•   Seed Control Order (1983)
•   Creation of the Technology Mission on Oilseeds & Pulses (TMOP)  in 1986 now called as The Integrated Scheme of Oilseeds, Pulses, Oil Palm and Maize (ISOPOM).
•   Production and Distribution Subsidy
•   Distribution of Seed Mini-kits
•   Seed Transport Subsidy Scheme (1987)
•   New Policy on Seed Development (1988)
•   Seed Bank Scheme (2000)
•   National Seeds Policy (2002)
•   The Seeds Bill (2004)
•   Formulation of National Seed Plan (2005)
•   National Food Security Mission (2007)
•   Rashtriya Krishi Vikas Yojna (2007)

National Seeds Policy, 2002: Thrust Areas are
–  variety development
–  plant variety protection
–  seed production
–  quality assurance
–  seed distribution and marketing
–  infrastructure facilities
–  transgenic plant varieties
–  import of seeds and planting materials
–  seed exports
–  promotion of domestic private sector seed industry
– strengthening of the  monitoring system

Seeds Bill, 2004: Salient Features

Registration of kinds and varieties of Seeds etc.
– Evaluation of performance
– Compensation to Framers
– Registration of Seed Producers and Processing Units
–  Seed dealers to be Registered

Regulation of Sale of Seed and Seed Certification

Seed Analysis and Seed Testing

Export and Import of Seeds and Planting Material

Offences and Punishment

What are the seed classes recognized in the system of seed production in India?

The seed production system in India is mainly based on “limited generation system for multiplication of seeds in a phased manner”

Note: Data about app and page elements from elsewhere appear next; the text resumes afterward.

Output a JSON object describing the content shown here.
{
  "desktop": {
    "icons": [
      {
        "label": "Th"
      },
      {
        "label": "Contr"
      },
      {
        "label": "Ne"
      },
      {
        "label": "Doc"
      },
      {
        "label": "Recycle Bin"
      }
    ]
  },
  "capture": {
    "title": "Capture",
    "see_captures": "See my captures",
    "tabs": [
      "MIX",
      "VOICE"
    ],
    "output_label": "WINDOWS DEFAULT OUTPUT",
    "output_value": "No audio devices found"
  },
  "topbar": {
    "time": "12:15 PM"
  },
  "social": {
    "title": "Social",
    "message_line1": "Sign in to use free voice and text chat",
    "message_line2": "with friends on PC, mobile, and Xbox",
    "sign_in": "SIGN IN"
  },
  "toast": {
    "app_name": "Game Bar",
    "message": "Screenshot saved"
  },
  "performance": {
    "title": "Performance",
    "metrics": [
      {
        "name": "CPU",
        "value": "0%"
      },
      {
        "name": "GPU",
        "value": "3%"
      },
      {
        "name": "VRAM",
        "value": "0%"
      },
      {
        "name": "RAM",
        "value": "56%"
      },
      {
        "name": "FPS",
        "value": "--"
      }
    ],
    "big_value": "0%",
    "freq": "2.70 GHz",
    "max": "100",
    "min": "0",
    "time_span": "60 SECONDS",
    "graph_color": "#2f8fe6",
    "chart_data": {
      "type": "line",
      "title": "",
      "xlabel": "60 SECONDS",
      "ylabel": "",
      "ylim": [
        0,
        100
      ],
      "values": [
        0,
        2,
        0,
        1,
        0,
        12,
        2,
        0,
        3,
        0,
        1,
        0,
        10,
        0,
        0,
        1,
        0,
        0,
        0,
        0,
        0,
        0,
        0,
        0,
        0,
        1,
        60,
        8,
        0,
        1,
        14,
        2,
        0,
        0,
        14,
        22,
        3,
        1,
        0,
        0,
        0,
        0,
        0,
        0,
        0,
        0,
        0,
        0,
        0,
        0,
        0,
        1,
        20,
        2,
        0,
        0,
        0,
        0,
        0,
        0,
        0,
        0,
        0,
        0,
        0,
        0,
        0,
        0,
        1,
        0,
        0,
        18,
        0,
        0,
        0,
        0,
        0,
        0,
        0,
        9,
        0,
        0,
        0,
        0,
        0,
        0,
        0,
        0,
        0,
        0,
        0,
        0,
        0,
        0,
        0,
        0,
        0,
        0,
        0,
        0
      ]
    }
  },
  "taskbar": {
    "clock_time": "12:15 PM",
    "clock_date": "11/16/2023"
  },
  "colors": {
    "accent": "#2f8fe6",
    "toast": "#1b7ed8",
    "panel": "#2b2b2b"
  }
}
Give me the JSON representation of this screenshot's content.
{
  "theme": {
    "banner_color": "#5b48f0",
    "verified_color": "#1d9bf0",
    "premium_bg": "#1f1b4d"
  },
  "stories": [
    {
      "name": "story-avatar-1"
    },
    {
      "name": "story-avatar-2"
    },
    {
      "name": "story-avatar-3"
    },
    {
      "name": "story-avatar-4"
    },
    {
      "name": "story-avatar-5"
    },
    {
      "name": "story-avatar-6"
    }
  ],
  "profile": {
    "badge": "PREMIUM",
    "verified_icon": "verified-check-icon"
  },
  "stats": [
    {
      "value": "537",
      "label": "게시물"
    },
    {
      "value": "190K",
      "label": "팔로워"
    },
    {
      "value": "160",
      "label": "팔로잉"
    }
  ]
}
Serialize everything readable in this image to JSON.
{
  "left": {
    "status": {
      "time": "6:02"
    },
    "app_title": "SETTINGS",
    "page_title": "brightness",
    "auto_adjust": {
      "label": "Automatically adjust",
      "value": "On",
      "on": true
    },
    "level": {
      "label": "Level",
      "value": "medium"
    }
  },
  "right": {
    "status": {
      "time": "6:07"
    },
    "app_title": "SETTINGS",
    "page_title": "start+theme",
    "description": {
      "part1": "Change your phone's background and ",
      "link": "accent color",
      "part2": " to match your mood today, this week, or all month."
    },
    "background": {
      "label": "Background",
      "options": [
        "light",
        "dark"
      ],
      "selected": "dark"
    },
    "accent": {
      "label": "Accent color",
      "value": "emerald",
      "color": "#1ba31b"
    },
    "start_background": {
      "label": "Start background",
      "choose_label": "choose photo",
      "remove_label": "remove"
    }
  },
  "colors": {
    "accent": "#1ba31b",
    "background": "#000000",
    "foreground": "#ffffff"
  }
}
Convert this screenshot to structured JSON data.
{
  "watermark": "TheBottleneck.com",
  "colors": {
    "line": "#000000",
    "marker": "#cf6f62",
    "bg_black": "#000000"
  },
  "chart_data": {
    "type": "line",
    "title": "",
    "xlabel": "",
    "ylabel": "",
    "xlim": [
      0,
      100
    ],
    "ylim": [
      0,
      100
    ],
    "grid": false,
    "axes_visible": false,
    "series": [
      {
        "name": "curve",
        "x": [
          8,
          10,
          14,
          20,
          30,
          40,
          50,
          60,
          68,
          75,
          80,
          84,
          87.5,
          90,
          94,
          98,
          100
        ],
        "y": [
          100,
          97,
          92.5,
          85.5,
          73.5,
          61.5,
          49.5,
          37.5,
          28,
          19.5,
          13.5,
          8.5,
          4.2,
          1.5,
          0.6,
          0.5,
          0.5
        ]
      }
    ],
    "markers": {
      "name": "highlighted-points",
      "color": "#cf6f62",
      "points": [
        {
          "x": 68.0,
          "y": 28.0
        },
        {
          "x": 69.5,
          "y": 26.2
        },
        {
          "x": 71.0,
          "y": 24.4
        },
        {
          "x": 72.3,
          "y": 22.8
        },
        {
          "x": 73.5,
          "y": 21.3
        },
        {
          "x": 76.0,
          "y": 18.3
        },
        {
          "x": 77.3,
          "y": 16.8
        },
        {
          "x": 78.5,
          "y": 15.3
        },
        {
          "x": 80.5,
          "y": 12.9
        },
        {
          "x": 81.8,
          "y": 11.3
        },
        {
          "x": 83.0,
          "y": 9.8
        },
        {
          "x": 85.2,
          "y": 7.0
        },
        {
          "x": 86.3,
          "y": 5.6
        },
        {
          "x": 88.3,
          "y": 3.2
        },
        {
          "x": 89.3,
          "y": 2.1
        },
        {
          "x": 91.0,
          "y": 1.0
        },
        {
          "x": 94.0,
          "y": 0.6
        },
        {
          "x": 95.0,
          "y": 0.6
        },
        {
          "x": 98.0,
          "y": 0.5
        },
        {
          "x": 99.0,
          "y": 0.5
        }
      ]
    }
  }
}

The major seed classes and steps are as follows

Seed Classes